Plants secrete excess water through their leaves to relieve internal pressure. This fluid is quite different from the “sap” commonly found when a stem or branch has been injured and leaks nutrients. The sap when cut or broken off contains minerals that can help propagate fungi and other disease in your plants, while guttation fluid secreted by the hydathodes is pure water with sugars and other organic compounds.
It seems that guttation is a response to stress; it most often occurs in dry conditions when the plant is under stress due to lack of soil moisture, high heat or excessive wind. It also often happens after night time exposures to cold temperatures, especially when humidity levels are high. Ficus plants, in particular, often weep when their leaves are brushed against or exposed to too much cold.
Examples of plants that produce guttation fluid
There are many plants which will exude this fluid on their leaves, stems and even roots. Some of the more common plants you might see with this condition include: ficus trees (figs), dracaena (dragon plants), weeping figs, palms, aloe plants, staghorn ferns and air plants. However, guttation is not unique to house plants, but is also often found on wild growing specimens that are native to tropical or subtropical regions of the world.
Guttation fluid can vary in color from clear with a slight yellowish tint to golden brown and even reddish hues. Transpiration effects seem to magnify when humidity levels are high and this may contribute to the color of these secretions.
Plants that don’t produce guttation fluid
There are certain plants though, that do not exhibit this phenomenon. Succulent and cacti plants for example will not exude fluid from their leaves even when they are subjected to conditions of drought or other stress related situations. It’s important to understand the difference between guttation and a plant “sweating”. Some species of bromeliads for example, accumulate large reservoirs of water in their leaves which then trickle into the soil to provide a regular supply of moisture to the plant’s roots. This type of water loss through “sweating” is not the same as guttation since these plants do not secrete fluid from their leaves.
Benefits to humans and the environment

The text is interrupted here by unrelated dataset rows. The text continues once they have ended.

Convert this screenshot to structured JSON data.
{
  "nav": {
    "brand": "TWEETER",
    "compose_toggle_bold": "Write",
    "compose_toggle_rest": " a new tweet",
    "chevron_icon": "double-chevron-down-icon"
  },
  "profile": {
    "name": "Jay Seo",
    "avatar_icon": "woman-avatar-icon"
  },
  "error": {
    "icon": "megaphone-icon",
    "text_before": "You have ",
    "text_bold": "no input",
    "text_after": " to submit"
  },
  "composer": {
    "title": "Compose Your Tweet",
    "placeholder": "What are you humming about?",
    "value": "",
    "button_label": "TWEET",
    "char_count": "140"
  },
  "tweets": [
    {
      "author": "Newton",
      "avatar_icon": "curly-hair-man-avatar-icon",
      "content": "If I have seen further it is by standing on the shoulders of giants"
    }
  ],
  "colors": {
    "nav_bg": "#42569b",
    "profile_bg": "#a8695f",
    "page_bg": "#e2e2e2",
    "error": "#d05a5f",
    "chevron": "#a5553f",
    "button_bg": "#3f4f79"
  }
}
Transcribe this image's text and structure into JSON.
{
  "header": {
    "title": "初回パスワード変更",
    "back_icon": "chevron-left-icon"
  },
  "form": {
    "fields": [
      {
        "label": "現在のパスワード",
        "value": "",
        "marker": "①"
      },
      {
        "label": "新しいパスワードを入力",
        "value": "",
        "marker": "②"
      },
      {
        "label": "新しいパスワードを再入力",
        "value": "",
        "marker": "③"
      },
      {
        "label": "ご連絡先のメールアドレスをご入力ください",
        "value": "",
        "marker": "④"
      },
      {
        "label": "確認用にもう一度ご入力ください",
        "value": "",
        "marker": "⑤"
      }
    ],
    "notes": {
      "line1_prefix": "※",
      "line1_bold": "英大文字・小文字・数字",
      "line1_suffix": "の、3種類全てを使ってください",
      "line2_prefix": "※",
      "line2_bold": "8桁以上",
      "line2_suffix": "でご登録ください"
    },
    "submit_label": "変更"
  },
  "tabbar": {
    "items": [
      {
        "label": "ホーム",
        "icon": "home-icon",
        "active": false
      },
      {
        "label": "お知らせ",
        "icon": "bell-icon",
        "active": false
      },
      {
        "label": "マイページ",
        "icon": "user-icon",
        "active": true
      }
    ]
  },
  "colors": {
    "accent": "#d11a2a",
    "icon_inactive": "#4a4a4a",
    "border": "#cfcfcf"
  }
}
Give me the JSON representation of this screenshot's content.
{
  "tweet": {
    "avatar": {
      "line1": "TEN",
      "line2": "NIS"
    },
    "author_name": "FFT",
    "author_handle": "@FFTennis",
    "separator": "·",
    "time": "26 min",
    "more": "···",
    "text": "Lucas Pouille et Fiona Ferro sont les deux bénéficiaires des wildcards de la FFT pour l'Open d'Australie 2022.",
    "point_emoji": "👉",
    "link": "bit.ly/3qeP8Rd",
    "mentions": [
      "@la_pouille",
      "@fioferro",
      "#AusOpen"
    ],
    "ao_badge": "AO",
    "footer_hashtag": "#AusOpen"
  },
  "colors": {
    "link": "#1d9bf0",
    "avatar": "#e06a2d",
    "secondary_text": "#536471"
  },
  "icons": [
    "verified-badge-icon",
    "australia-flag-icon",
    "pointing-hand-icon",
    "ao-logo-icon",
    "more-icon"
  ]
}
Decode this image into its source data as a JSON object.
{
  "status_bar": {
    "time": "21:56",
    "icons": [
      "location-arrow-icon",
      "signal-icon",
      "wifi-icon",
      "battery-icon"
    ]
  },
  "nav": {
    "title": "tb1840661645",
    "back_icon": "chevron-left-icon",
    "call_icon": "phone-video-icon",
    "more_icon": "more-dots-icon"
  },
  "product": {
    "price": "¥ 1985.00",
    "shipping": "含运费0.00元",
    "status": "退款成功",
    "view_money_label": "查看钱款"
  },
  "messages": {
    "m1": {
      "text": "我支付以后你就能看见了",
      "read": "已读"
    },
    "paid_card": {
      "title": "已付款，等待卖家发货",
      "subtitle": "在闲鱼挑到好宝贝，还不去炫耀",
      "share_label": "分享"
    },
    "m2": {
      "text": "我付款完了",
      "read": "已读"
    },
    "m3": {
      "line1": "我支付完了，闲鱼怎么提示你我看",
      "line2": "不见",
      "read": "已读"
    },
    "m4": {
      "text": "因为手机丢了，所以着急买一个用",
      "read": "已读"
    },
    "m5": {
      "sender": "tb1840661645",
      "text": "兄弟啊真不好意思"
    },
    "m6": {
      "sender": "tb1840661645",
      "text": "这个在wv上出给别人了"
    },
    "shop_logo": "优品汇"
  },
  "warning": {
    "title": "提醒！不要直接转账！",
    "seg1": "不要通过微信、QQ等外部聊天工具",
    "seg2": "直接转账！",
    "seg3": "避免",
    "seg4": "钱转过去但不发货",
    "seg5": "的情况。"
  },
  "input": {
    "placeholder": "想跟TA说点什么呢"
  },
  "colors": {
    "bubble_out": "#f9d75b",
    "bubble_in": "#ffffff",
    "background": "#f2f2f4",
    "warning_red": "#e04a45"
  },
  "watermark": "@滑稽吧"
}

Guttation fluid is composed mainly of water with organic compounds and sugars secreted by the plant. A clear viscous liquid, it contains hormones and other substances produced as a result of stress conditions such as drought or cold temperatures. The presence of these compounds may deter predators such as insects from targeting the plant as well as inhibit microbial growth which could damage the plant tissue.
The sugars and other compounds in guttation fluid can actually be beneficial to humans, but that’s not the only benefit these tiny water leaks provide. As raindrops fall onto leaves covered with this liquid; they will often accumulate droplets which run along the leaf surface until they drip off of the end. This process is known as guttation and is said to contribute to the water supply of plants in some ways.
It’s also thought that guttation can provide added protection against cold temperatures allowing plants which produce this fluid to grow in climates where frost is present, providing additional insulation. Since insects are often attracted to sweet tastes it is possible that they may avoid guttation fluid when it is present, which may in turn act as a defense against insect infestation.
Guttation is a liquid that comes out of the leaves and stems. It can be seen as droplets on surfaces beneath plants, or as wet spots on the ground below them. Plants use guttation to regulate their water content through evaporation from these areas.
Guttation works by water droplets forming on the underside of a leaf and then dripping off. The formed droplet can be seen as an indicator that your plant needs more moisture in its environment because this means that there are not enough external sources for watering. It also happens when plants are experiencing stress or lack of sunlight – both environmental factors that might cause them to cry too.